Top of Records for this exercise
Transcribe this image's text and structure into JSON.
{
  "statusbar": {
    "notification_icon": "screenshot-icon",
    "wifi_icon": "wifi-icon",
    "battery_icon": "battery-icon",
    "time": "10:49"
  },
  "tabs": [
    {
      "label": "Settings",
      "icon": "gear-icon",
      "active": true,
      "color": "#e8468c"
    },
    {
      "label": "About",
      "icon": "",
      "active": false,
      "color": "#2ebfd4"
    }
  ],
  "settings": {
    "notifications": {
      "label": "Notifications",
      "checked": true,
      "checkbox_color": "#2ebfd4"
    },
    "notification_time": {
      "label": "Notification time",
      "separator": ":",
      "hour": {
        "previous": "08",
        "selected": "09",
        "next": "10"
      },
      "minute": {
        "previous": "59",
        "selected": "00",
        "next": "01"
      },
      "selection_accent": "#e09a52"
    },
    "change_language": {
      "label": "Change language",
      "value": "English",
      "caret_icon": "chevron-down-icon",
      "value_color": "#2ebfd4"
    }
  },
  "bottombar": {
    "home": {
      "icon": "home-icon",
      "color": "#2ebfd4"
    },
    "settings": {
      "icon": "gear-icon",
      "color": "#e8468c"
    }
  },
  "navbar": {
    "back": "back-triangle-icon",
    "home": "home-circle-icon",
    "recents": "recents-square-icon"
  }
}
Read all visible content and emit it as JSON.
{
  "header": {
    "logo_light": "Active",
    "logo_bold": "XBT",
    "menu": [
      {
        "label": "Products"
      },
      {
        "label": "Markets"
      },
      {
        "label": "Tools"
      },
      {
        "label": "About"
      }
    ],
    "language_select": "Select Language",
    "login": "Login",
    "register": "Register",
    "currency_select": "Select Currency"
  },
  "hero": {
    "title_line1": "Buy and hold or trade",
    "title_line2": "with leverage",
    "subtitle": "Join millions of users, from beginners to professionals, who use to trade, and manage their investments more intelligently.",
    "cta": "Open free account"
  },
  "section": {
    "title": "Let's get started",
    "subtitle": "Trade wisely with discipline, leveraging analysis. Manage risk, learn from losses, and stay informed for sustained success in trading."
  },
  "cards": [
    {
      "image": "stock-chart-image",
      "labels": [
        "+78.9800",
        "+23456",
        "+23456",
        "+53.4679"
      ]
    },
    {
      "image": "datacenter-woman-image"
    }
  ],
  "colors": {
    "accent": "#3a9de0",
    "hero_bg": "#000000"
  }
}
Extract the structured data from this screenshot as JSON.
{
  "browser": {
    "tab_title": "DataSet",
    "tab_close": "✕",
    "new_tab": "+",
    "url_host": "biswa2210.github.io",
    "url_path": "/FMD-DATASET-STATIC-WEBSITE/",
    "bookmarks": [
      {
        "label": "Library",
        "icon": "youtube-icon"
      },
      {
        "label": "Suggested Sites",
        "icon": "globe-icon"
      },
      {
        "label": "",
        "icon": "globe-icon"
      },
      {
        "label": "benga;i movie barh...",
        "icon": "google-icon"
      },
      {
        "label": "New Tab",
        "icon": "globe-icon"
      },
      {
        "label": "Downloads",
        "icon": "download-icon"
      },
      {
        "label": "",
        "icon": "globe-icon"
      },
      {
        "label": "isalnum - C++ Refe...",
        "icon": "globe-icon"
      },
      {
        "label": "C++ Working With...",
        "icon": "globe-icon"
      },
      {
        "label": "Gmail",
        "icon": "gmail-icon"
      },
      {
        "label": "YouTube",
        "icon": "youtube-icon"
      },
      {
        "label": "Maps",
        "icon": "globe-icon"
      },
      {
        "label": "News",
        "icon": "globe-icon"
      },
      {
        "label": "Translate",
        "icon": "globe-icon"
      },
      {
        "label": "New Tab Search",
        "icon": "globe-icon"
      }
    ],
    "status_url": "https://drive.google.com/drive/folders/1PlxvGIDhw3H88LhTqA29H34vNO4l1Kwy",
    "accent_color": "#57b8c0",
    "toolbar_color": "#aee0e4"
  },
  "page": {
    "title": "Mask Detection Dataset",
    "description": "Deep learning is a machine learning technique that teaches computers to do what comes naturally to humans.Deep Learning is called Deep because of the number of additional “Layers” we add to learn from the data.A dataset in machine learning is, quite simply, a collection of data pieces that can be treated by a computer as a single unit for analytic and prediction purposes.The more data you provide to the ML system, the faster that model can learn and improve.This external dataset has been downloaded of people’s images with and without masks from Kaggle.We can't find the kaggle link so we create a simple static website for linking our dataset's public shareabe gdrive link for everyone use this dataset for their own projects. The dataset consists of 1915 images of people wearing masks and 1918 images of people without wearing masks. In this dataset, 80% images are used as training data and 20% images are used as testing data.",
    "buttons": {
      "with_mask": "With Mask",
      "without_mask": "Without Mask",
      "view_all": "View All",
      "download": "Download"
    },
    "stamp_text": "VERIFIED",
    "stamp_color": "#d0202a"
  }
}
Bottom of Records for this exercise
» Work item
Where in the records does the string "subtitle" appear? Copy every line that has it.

» Reply to the exercise
    "subtitle": "Join millions of users, from beginners to professionals, who use to trade, and manage their investments more intelligently.",
    "subtitle": "Trade wisely with discipline, leveraging analysis. Manage risk, learn from losses, and stay informed for sustained success in trading."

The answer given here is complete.